It would serve us, and our members of congress well to get to know more of the folks working at K-Mart, Sam's Club, or the people riding on the bus.  We need to work at reducing the "Us" and "Them" mentality that runs contrary to our long held nation's motto "E pluribus unum".

Monday, October 7, 2013

Fall colors starting to arrive at the park

A pair of Canada Geese took off for their day's journey from the pond at Bassett Creek Park in the early morning mist.

Sunday, October 6, 2013

The Peace of Wild Things

When despair for the world grows in me
and I wake in the night at the least sound
in fear of what my life and my children's lives may be,
I go and lie down where the wood drake
rests in his beauty on the water, and the great heron feeds.
I come into the peace of wild things
who do not tax their lives with forethought
of grief. I come into the presence of still water.
And I feel above me the day-blind stars
waiting with their light. For a time
I rest in the grace of the world, and am free.

— Wendell Berry

Friday, October 4, 2013

Storm coming

Canada Geese and Airplane flying with approaching storm front
A big storm rolled into town a couple of days ago.  The clouds made interesting formations.  Having
Cloud and reflection on pond
been in a drought the rain was really welcome.  

The stormy weather seems to fit well with things going on with the government in Washington, DC.  For the good of the government, workers and the economy I hope things will soon be resolved with the government shut down and extension of the nation's borrowing limits.   

It reminds me of an Indian proverb... 
"When the elephants fight, the grass loses."

Thursday, October 3, 2013

The Story of Solutions

Do you ever think we may be heading down the wrong path as a nation, with our seemingly ceaseless desire to consume ever more?  "The Story of Solutions", a brief, 9 minute, animated video points out, our nation's rules for winning the GDP game involve the key components of Faster, Cheaper and Newer.

Instead of a goal of getting MORE, this new economy would have a goal of BETTER!  This video suggests a paradigm shift, that utilizes new roles of the game, which include Safer, Healthier and More Fair.
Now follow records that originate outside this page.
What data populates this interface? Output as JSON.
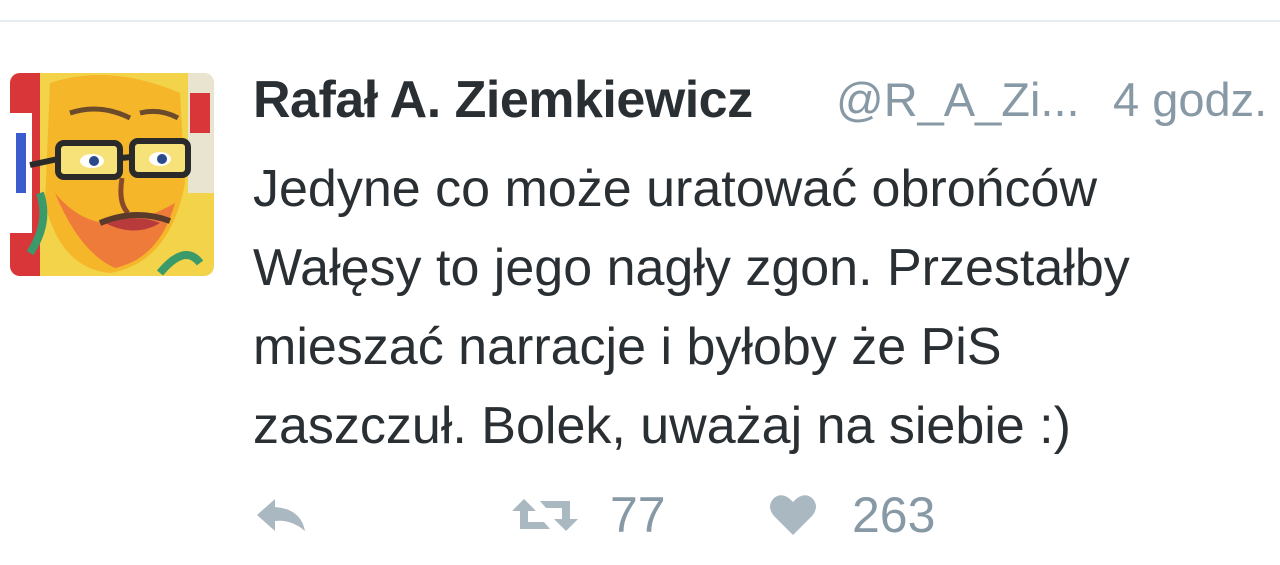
{
  "tweet": {
    "author": {
      "display_name": "Rafał A. Ziemkiewicz",
      "handle": "@R_A_Zi...",
      "avatar_icon": "profile-avatar"
    },
    "timestamp": "4 godz.",
    "text_lines": [
      "Jedyne co może uratować obrońców",
      "Wałęsy to jego nagły zgon. Przestałby",
      "mieszać narracje i byłoby że PiS",
      "zaszczuł. Bolek, uważaj na siebie :)"
    ],
    "actions": {
      "reply": {
        "icon": "reply-icon"
      },
      "retweet": {
        "icon": "retweet-icon",
        "count": "77"
      },
      "like": {
        "icon": "heart-icon",
        "count": "263"
      }
    }
  },
  "colors": {
    "text_primary": "#292f33",
    "text_secondary": "#8899a6",
    "icon_gray": "#aab8c2",
    "divider": "#e6ecf0"
  }
}
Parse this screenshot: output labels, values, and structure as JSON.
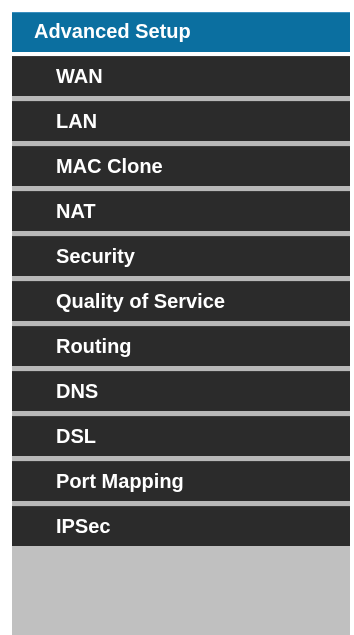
{
  "menu": {
    "header": "Advanced Setup",
    "items": [
      {
        "label": "WAN"
      },
      {
        "label": "LAN"
      },
      {
        "label": "MAC Clone"
      },
      {
        "label": "NAT"
      },
      {
        "label": "Security"
      },
      {
        "label": "Quality of Service"
      },
      {
        "label": "Routing"
      },
      {
        "label": "DNS"
      },
      {
        "label": "DSL"
      },
      {
        "label": "Port Mapping"
      },
      {
        "label": "IPSec"
      }
    ]
  },
  "colors": {
    "header_bg": "#0b6fa0",
    "item_bg": "#2b2b2b",
    "separator": "#b8b8b8",
    "text": "#ffffff"
  }
}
We need creative solutions to help us move toward a more sustainable economy.

Tuesday, October 1, 2013

Great Blue Heron and Pond Art

This Great Blue Heron was finding the "pond art" to be a useful perch while surveying the pond yesterday morning.